» Information provided:
----

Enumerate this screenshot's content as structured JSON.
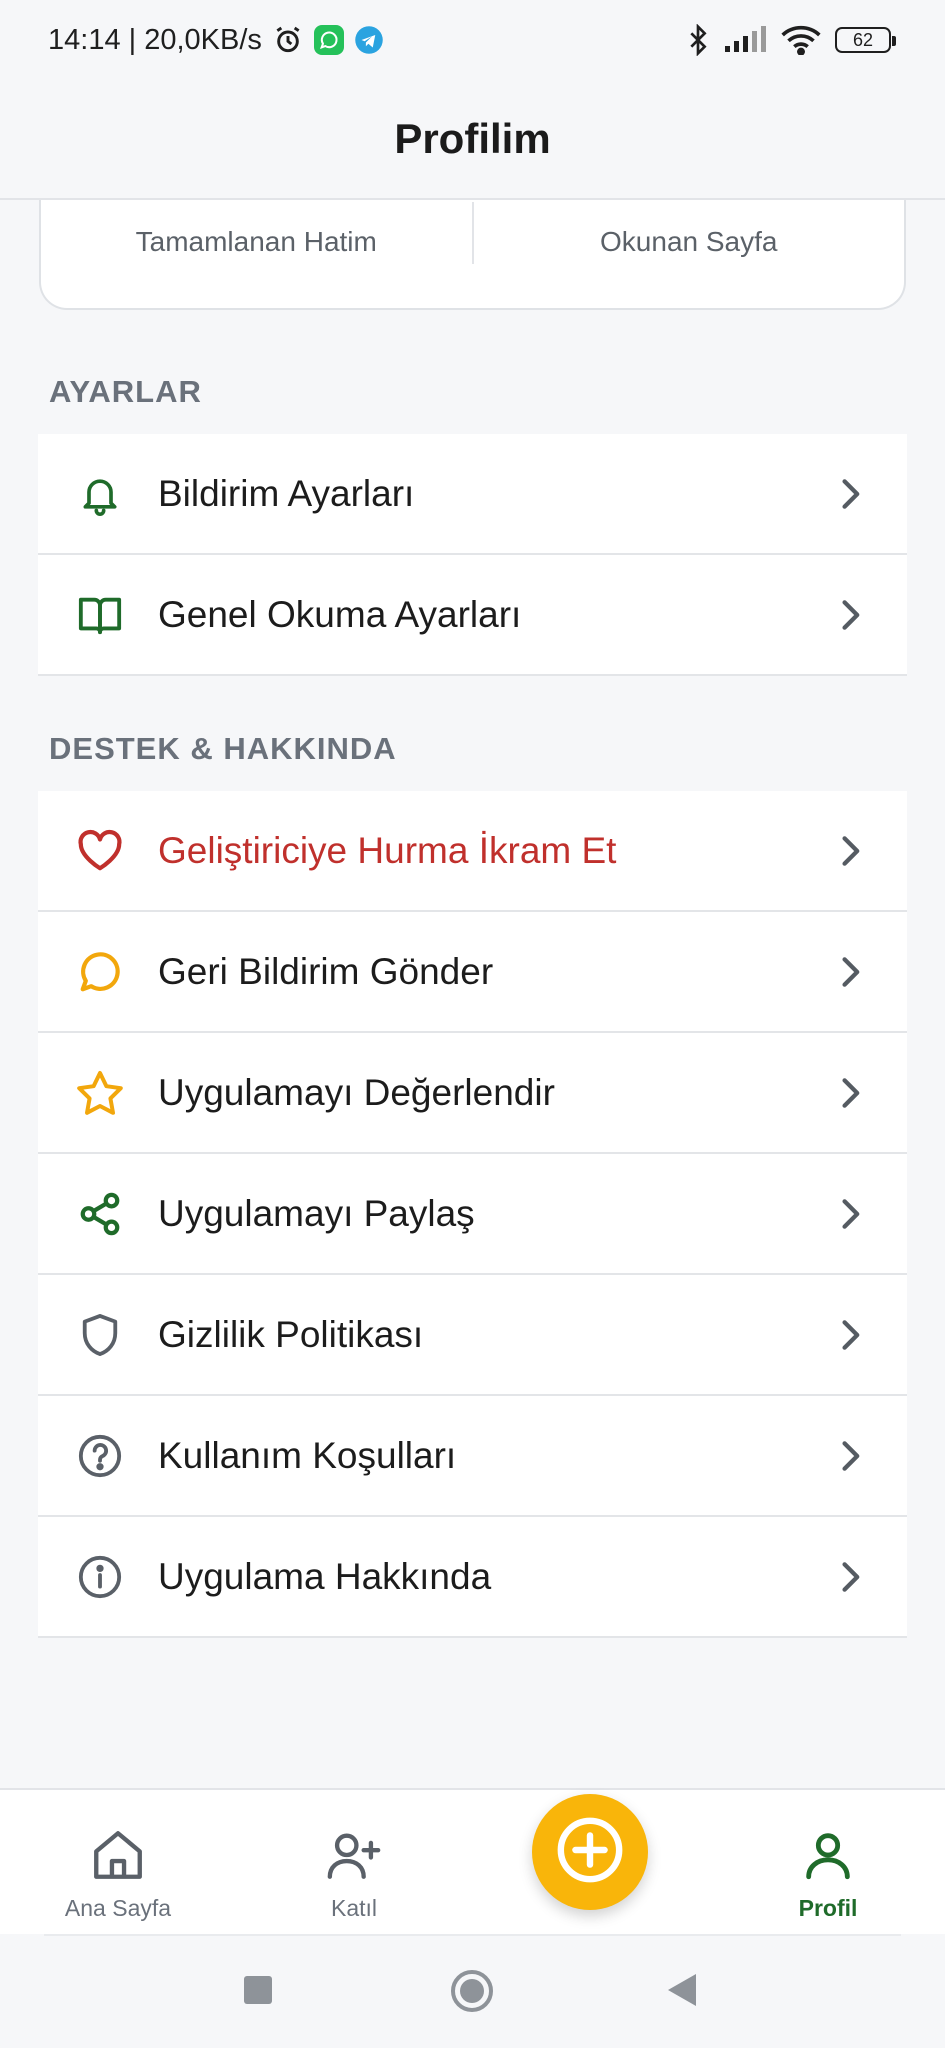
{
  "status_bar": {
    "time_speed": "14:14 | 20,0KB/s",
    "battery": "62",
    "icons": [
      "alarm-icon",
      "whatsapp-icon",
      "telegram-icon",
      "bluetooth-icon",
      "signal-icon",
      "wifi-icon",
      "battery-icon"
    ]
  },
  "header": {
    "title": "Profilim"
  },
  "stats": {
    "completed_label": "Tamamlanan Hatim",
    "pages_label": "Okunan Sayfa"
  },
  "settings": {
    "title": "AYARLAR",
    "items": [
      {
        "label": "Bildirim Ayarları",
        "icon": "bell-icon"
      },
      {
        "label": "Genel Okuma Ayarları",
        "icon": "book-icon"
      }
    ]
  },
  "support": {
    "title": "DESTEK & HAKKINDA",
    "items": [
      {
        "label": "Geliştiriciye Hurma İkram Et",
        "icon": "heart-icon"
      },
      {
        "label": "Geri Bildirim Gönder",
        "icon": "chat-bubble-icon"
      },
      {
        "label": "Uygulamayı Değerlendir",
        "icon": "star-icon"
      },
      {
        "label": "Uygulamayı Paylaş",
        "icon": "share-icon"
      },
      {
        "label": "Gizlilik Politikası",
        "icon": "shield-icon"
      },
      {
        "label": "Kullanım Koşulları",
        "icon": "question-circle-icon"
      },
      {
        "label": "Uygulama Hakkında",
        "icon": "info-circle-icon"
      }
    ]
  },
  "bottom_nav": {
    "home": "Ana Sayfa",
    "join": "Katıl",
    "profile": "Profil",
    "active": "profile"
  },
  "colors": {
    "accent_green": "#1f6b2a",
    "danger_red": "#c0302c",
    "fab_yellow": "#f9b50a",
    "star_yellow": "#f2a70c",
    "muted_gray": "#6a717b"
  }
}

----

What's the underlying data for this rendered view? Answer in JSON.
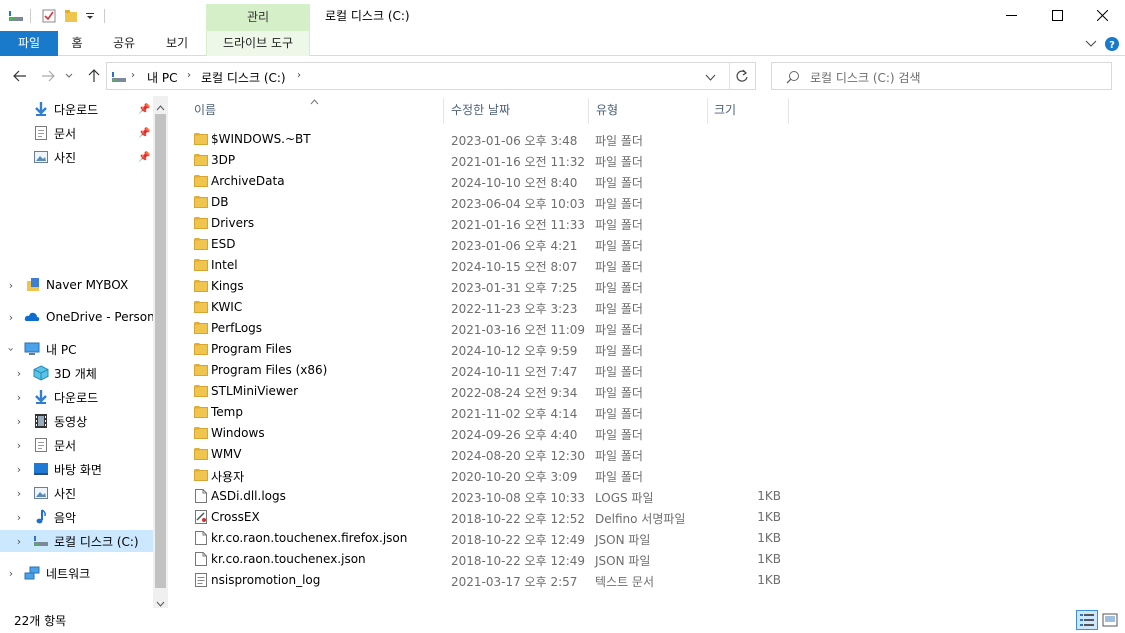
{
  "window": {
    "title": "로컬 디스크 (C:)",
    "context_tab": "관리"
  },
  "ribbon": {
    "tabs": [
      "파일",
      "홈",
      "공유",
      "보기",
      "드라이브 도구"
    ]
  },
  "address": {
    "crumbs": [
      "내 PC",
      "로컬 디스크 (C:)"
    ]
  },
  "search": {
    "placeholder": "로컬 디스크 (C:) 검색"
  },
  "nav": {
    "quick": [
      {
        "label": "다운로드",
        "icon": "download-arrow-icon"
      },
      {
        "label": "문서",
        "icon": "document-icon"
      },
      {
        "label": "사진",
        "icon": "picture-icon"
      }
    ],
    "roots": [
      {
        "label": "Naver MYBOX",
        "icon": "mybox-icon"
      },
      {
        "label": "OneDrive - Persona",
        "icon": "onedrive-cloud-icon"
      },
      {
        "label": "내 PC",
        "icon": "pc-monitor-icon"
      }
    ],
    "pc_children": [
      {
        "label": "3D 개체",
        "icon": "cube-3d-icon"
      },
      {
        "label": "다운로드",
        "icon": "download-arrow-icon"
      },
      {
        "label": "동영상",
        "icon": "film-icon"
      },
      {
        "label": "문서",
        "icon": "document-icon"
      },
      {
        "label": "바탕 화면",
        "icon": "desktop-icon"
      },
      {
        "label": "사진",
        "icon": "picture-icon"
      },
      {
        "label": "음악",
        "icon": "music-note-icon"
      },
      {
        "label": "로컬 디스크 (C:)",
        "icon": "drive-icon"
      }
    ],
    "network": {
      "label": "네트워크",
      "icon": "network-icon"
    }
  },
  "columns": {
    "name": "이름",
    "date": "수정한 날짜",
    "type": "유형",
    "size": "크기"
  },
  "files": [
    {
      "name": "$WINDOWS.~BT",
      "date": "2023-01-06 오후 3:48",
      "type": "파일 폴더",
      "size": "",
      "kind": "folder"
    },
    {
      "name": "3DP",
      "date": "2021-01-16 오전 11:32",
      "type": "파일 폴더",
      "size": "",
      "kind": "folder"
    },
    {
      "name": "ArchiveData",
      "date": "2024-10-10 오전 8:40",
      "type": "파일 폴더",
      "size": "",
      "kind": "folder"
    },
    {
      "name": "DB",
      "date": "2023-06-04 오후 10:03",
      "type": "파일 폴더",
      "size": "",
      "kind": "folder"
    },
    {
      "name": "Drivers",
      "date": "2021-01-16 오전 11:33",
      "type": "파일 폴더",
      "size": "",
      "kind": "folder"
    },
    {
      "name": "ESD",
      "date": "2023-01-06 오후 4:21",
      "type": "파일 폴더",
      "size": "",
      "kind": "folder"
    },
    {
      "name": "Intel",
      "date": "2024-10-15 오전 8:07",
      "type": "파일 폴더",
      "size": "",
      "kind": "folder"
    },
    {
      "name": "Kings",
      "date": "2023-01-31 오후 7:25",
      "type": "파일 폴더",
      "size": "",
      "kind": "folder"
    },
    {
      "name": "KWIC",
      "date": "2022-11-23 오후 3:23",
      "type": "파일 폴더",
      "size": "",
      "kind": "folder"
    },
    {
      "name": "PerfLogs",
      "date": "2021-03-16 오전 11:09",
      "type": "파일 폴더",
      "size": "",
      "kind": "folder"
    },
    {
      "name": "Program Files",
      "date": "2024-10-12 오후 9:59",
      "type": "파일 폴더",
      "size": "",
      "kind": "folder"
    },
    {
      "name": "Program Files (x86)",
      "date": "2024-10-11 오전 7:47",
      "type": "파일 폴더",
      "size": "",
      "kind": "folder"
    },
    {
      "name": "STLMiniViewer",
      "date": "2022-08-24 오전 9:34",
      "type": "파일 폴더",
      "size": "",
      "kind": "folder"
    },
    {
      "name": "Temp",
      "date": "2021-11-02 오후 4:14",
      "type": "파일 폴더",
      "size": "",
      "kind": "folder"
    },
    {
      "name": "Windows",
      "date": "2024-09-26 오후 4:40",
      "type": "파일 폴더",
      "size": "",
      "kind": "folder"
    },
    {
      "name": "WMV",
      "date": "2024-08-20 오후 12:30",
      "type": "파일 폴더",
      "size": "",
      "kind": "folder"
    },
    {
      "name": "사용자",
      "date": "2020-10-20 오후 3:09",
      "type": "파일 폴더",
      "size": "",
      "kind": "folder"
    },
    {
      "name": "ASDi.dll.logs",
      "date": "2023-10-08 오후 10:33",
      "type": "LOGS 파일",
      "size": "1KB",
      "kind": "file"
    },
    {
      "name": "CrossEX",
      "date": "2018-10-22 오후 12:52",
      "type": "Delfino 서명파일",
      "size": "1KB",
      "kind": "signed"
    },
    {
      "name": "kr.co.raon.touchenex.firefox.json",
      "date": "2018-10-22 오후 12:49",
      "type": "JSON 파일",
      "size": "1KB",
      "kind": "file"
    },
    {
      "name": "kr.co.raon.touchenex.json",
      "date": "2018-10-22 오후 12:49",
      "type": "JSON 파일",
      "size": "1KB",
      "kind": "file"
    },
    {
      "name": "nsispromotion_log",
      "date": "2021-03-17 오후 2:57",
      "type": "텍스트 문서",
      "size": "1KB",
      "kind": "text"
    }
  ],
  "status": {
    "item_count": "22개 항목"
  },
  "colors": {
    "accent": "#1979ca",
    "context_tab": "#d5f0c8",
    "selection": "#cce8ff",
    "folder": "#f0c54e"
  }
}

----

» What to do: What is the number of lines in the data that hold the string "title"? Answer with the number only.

» Result of the task: 4